I have become, in what I hope is the nicest possible way, a bit of a martinet about tone and discourse in my living room. I love good chewy discussions, but I try, regardless of my level of engagement (or frustration or incomprehension or general bogglement) not to name-call or make generalizations. And if I catch myself slipping, I try to reverse the trend. Because I really, truly do believe (in part from watching my kids, who are passionately political, but really good listeners) that we’re not going to get anywhere in solving the problems that confront us as a society if all we do is stand on the sidelines lobbing spitballs. It isn’t that I don’t find myself wanting a meme of Dan Ackroyd from the early days of SNL doing his Weekend Update routine: “Jane, you ignorant slut…”. But I don’t think it helps.
Did I say this is my cyber-living room I’m talking about? My presence on Facebook, my blogs, my Live Journal, etc? Well, yeah, because I have yet to have a person in my physical space start calling me, or other guests, names. Face to face most of the people I know well enough to invite inside know better. On the internet, not so much.
These days, I tend to step in as early as possible, pounding my cane on the floor and calling for civility and no name-calling on my turf. Just once I had a firefight break out in my cyber-space, and once was more than enough.
A few years ago, I posted enthusiastically on my Live Journal that I was going to a convention I particularly liked, and a friend of mine (since deceased) mentioned wistfully that he didn’t go to that con any more because it didn’t feel “safe”. He knew that this was a ridiculous thing to say on the face of it: he was a middle-aged, middle-class, straight, white man, successful in his day job and as a writer. But he had also been embroiled, a year or so earlier than that, in the awful mess that was Racefail. The experience had had a lasting, and not happy, impact on him. and now (he was battling cancer and working to keep all his energy for that fight) he felt the convention was “unsafe” in the way that any place would, where old wounds might be opened on either side, at a time when he had no energy to cope with them.
When I left for the convention, there had been a few other comments, mostly from friends saying “Ooh, good, I’ll see you there!” I didn’t check my email or Live Journal until the next morning, at which point there were something like 70+ responses, most of them in vehement, angry response to my friend’s comment. And it was awful. It was as if a friend at a party, overhearing another guest say something stupid, had opened the door to my house and invited all his friends in to set the dumb guy straight, and those friends had hailed other friends, and so on.*
I don’t disagree with some of the opinions expressed, but the tone, and the words used, and the way it escalated, was frightening. I suspect that if any of those posters had been in my real-world living room, talking with the guy in the chemo cap, and could see his demeanor, they might have expressed the same things, but not in the same way, maybe out of respect for his frailty, maybe out of respect for someone else’s space, and maybe because they could see both more of his intent, and of the impact their words had on him, and on the people around them.

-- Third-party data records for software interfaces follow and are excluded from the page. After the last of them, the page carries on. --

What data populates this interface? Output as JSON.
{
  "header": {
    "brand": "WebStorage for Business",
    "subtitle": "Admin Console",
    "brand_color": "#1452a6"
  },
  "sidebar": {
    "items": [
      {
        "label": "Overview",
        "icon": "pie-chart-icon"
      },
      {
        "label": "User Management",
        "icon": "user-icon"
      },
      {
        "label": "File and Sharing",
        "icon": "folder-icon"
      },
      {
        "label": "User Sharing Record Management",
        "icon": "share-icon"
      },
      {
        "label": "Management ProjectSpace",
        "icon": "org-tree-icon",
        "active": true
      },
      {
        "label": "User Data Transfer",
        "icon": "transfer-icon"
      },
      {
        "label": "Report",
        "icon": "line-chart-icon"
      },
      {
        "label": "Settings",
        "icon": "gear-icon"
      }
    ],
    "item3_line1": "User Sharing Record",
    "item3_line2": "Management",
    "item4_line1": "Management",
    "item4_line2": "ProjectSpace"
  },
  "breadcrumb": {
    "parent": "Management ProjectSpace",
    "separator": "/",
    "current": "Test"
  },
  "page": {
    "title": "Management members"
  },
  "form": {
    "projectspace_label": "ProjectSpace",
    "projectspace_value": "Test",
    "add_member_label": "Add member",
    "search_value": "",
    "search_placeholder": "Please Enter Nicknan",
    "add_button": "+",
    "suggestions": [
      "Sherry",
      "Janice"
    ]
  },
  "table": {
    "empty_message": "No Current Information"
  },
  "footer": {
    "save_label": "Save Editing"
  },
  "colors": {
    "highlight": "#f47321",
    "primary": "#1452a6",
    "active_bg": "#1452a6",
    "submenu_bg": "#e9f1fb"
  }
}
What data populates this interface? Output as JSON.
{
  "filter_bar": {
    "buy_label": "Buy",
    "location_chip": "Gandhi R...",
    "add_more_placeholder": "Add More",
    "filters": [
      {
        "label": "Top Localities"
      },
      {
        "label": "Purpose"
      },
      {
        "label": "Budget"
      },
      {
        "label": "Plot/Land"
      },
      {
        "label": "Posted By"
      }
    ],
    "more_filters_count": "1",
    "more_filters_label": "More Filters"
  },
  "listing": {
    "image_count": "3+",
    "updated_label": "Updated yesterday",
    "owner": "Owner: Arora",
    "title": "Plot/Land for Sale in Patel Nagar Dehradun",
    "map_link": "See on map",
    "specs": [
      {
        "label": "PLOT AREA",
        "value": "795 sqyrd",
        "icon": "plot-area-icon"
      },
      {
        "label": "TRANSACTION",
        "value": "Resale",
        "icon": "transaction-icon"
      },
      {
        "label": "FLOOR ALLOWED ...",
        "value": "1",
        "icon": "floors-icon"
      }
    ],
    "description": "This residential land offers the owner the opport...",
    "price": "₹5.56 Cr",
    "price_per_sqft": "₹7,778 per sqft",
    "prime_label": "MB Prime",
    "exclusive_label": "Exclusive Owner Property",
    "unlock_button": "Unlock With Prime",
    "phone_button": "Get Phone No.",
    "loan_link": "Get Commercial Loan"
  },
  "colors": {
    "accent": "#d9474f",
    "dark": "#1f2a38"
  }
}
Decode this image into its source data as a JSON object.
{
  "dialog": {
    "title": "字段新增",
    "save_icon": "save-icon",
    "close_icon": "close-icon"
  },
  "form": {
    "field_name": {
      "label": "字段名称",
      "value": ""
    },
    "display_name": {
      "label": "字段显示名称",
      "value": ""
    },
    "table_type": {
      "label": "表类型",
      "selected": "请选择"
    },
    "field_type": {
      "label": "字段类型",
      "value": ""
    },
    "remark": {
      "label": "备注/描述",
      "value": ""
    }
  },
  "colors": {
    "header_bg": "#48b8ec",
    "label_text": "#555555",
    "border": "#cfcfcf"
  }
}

I asked the advice of a friend at the convention, who shook her head and said that the only way she could see to handle it was to shut the conversation down. So I did.
And these days if someone comes into a discussion on my Facebook feed, or my LJ, or one of my blogs, I make every effort not to shut it down, because I want to hear what people have to say. But I will remind people to keep the tone civil, not to name call (including not name-calling public figures–that sort of thing can escalate to a fist-fight real fast), and to think before they hit Send. My cyber-house, my cyber-rules.
*thinking of it now, it reminds me of my daughter’s 16th birthday party, which somehow got into the wild on Facebook. Kids showed up who did not know my daughter or anyone else at the party. I caught a kid tagging the shed in the back yard. One boy arrived so drunk that he pissed on my kitchen floor. Stuff was broken. And yet, when I shut the party down (at my daughter’s request) most of the kids said, as they filed out, “thank you for inviting me. I had a lovely time”. They were not bad kids; they just didn’t think of themselves as being in a real house tenanted by real people, until I made it so by tossing them out. (Okay, except for the kid with the spray paint. Him I kicked out early, with extreme prejudice.)